Instructions for the task: Lines containing the word "your" in the data below: say how many, with no other text.
Working data START
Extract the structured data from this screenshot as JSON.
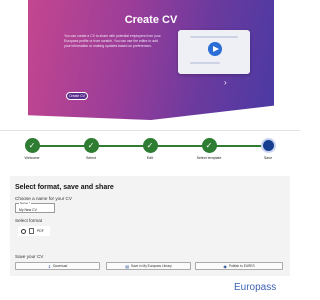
{
  "hero": {
    "title": "Create CV",
    "description": "You can create a CV to share with potential employers from your Europass profile or from scratch. You can use the editor to add your information or making updates based on preferences.",
    "button_label": "Create CV",
    "prev_icon": "chevron-left-icon",
    "next_icon": "chevron-right-icon"
  },
  "steps": [
    {
      "label": "Welcome",
      "status": "done"
    },
    {
      "label": "Select",
      "status": "done"
    },
    {
      "label": "Edit",
      "status": "done"
    },
    {
      "label": "Select template",
      "status": "done"
    },
    {
      "label": "Save",
      "status": "current"
    }
  ],
  "save_panel": {
    "title": "Select format, save and share",
    "name_label": "Choose a name for your CV",
    "name_field_caption": "Name *",
    "name_value": "My New CV",
    "format_label": "Select format",
    "format_option": "PDF",
    "save_label": "Save your CV",
    "buttons": [
      {
        "label": "Download",
        "icon": "download-icon"
      },
      {
        "label": "Save in My Europass Library",
        "icon": "library-icon"
      },
      {
        "label": "Publish to EURES",
        "icon": "globe-icon"
      }
    ]
  },
  "brand": "Europass",
  "colors": {
    "accent": "#163e90",
    "done": "#2e7d32",
    "brand": "#3d62b5"
  }
}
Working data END
Answer: 3